» ABOUT THIS EXERCISE
Please return all lines in the listing holding the word "data".
"""
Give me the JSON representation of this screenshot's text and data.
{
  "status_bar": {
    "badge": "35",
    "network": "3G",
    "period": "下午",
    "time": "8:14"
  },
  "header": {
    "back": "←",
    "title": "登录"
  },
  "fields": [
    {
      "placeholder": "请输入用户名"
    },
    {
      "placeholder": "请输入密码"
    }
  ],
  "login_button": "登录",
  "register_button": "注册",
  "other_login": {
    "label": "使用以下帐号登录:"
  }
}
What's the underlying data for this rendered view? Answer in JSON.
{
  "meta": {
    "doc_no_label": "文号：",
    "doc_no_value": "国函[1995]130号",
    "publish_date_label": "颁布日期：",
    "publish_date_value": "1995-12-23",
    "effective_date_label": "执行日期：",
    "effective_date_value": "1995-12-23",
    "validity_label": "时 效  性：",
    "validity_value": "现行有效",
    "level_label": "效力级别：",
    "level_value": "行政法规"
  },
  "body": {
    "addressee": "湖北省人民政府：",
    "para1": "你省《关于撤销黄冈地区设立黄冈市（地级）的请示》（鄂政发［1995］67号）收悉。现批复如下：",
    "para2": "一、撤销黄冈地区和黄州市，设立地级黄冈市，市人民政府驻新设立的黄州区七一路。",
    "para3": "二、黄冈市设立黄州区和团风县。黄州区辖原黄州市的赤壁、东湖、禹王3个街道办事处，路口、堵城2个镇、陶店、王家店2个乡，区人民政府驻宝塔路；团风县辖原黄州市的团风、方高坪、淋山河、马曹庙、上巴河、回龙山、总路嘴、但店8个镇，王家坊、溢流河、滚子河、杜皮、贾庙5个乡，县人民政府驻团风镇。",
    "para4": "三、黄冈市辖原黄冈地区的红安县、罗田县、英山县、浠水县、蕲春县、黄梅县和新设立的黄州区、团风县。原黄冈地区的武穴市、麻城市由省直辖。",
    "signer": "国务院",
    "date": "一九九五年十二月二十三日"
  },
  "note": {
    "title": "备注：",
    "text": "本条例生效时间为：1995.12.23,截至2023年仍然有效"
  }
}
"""
» WRITTEN ANSWER
Give me the JSON representation of this screenshot's text and data.
What's the underlying data for this rendered view? Answer in JSON.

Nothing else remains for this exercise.